(Exercise prompt)
Copy every line of the data exactly, keeping out any picture.
[[ Data for this task, beginning ]]
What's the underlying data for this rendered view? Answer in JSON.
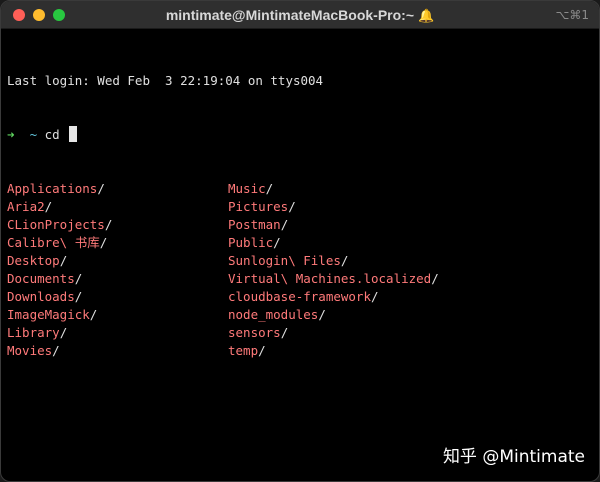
{
  "window": {
    "title": "mintimate@MintimateMacBook-Pro:~",
    "bell_glyph": "🔔",
    "shortcut": "⌥⌘1"
  },
  "terminal": {
    "last_login": "Last login: Wed Feb  3 22:19:04 on ttys004",
    "prompt_arrow": "➜",
    "prompt_dir": "~",
    "command": "cd",
    "listing_left": [
      "Applications",
      "Aria2",
      "CLionProjects",
      "Calibre\\ 书库",
      "Desktop",
      "Documents",
      "Downloads",
      "ImageMagick",
      "Library",
      "Movies"
    ],
    "listing_right": [
      "Music",
      "Pictures",
      "Postman",
      "Public",
      "Sunlogin\\ Files",
      "Virtual\\ Machines.localized",
      "cloudbase-framework",
      "node_modules",
      "sensors",
      "temp"
    ],
    "slash": "/"
  },
  "colors": {
    "directory": "#ff7a7a",
    "prompt_arrow": "#5fd35f",
    "prompt_dir": "#61c3d9",
    "background": "#000000"
  },
  "watermark": "知乎 @Mintimate"
}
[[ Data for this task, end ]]
(Solution for this exercise)
What's the underlying data for this rendered view? Answer in JSON.
{
  "window": {
    "title": "mintimate@MintimateMacBook-Pro:~",
    "bell_glyph": "🔔",
    "shortcut": "⌥⌘1"
  },
  "terminal": {
    "last_login": "Last login: Wed Feb  3 22:19:04 on ttys004",
    "prompt_arrow": "➜",
    "prompt_dir": "~",
    "command": "cd",
    "listing_left": [
      "Applications",
      "Aria2",
      "CLionProjects",
      "Calibre\\ 书库",
      "Desktop",
      "Documents",
      "Downloads",
      "ImageMagick",
      "Library",
      "Movies"
    ],
    "listing_right": [
      "Music",
      "Pictures",
      "Postman",
      "Public",
      "Sunlogin\\ Files",
      "Virtual\\ Machines.localized",
      "cloudbase-framework",
      "node_modules",
      "sensors",
      "temp"
    ],
    "slash": "/"
  },
  "colors": {
    "directory": "#ff7a7a",
    "prompt_arrow": "#5fd35f",
    "prompt_dir": "#61c3d9",
    "background": "#000000"
  },
  "watermark": "知乎 @Mintimate"
}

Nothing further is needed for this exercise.